Collection entries:
[Start of section]

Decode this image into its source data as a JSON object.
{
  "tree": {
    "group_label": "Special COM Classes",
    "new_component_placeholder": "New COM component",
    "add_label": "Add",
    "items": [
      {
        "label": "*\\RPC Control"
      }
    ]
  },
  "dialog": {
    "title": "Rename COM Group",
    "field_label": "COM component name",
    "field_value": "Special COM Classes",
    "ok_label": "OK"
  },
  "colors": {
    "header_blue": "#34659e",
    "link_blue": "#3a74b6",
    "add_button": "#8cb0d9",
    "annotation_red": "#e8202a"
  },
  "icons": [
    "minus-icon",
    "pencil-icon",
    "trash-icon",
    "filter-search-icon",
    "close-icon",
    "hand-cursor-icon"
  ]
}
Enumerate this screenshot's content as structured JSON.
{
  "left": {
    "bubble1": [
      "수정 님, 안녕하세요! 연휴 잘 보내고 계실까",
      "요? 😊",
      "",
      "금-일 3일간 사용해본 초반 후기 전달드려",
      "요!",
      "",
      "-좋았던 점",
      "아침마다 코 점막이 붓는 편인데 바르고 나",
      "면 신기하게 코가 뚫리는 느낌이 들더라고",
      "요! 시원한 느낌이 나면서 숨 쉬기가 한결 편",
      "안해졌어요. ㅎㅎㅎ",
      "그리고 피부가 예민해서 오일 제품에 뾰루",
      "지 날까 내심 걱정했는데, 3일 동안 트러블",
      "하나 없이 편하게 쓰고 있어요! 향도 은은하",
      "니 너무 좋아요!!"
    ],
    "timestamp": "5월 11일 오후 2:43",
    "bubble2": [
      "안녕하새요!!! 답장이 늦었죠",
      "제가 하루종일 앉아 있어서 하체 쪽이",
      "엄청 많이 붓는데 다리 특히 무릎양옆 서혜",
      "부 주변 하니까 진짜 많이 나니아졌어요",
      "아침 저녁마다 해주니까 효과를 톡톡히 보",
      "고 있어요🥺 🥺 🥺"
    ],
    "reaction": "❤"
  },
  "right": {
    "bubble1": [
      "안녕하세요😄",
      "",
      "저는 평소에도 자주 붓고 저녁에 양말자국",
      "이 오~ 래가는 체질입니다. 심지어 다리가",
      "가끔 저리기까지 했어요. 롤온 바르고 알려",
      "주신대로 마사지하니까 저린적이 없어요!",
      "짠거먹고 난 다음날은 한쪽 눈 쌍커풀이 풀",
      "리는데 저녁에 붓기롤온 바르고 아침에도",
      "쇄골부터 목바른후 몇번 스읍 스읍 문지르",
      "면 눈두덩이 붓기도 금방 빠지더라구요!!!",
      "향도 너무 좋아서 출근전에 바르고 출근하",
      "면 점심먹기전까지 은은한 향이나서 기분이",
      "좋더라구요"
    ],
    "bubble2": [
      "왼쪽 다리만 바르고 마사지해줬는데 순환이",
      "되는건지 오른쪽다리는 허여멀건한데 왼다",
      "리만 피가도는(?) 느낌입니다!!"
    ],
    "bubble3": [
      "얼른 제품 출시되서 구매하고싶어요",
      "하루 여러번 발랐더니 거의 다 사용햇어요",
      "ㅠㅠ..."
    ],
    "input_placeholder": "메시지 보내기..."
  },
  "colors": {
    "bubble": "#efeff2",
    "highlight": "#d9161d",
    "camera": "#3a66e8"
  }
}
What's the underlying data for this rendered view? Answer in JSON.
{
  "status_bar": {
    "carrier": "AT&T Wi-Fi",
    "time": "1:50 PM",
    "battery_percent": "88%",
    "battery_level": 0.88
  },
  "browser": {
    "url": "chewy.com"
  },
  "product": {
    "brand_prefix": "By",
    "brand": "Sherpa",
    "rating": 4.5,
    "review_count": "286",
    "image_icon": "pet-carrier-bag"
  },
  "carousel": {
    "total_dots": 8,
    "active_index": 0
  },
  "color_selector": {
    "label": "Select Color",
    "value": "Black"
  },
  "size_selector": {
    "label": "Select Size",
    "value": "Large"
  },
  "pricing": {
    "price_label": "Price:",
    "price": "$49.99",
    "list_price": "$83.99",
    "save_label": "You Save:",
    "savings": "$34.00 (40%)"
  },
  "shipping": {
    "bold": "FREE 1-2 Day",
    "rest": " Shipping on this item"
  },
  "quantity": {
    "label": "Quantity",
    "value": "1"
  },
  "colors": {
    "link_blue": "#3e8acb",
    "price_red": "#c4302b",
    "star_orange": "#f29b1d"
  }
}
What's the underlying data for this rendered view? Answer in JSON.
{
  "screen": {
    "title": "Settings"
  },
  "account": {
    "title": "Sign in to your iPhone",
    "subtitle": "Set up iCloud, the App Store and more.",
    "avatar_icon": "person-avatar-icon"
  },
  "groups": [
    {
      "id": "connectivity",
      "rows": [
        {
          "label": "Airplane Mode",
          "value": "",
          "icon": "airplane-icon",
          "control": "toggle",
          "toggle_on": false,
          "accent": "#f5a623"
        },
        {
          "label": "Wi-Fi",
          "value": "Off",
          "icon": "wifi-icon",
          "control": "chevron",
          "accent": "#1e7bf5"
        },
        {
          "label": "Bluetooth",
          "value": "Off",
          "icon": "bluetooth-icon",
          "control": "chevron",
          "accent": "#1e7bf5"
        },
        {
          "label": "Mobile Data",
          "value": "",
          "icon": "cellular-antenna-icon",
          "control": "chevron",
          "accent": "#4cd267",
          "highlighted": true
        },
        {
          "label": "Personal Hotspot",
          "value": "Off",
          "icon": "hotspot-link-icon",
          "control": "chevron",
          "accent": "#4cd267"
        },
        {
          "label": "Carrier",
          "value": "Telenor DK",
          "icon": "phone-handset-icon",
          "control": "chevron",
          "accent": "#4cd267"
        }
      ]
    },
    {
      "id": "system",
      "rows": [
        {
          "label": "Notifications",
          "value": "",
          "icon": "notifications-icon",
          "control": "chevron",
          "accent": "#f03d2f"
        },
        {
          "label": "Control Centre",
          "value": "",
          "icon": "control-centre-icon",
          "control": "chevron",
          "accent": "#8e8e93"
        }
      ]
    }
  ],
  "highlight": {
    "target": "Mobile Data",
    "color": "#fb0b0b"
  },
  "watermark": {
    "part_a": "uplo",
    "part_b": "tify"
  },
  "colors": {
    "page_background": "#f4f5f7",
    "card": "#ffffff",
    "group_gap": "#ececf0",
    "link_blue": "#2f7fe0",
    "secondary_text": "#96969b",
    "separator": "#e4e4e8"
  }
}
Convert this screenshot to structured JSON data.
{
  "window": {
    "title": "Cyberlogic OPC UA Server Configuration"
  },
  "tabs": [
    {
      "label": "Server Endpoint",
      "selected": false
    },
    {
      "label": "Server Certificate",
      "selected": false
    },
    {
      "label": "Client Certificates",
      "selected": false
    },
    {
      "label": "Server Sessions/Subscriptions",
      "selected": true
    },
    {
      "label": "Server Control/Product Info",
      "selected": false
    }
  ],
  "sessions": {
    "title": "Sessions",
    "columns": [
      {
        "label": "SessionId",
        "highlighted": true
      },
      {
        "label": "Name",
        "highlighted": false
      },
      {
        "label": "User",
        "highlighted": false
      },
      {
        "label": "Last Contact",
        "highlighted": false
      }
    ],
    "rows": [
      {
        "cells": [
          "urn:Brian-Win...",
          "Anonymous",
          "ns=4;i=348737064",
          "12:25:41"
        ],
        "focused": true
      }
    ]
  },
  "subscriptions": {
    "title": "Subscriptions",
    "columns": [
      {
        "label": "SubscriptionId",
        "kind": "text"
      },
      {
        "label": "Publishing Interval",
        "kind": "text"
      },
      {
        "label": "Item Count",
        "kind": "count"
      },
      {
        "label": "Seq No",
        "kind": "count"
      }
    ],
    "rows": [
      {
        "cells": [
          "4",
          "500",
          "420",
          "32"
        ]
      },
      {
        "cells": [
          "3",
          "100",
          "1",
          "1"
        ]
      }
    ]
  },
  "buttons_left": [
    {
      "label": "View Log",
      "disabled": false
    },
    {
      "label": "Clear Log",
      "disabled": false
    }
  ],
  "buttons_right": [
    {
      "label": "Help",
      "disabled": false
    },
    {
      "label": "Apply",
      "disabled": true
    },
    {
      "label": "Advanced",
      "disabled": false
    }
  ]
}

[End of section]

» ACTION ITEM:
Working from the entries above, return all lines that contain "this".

» YOUR SOLUTION:
Decode this image into its source data as a JSON object.
Enumerate this screenshot's content as structured JSON.
What's the underlying data for this rendered view? Answer in JSON.
    "rest": " Shipping on this item"
What's the underlying data for this rendered view? Answer in JSON.
Convert this screenshot to structured JSON data.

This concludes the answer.